Task to complete: Among the lines of the data, copy those that hold "Ready".

Information START

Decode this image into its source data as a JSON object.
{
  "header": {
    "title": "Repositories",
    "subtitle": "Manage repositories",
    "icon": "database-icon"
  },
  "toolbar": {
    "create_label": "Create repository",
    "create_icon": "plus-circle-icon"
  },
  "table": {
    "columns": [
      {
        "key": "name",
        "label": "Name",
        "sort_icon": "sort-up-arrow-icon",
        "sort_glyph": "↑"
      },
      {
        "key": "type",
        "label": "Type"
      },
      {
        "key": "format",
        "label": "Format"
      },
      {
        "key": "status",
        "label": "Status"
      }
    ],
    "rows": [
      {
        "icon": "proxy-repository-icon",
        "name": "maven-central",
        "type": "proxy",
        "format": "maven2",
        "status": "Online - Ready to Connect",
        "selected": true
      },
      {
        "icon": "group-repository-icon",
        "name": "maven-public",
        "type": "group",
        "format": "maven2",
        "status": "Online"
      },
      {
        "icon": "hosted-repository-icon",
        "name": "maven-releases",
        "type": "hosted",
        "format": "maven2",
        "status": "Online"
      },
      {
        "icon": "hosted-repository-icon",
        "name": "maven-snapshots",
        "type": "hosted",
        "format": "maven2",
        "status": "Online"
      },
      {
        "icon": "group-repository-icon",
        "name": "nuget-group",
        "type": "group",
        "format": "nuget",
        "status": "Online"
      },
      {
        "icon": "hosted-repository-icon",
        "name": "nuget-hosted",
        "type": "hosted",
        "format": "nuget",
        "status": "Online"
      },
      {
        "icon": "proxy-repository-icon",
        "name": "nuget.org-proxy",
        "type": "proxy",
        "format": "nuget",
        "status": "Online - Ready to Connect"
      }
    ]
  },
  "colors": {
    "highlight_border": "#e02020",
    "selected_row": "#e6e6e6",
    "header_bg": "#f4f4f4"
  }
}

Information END

Problem solution:
        "status": "Online - Ready to Connect",
        "status": "Online - Ready to Connect"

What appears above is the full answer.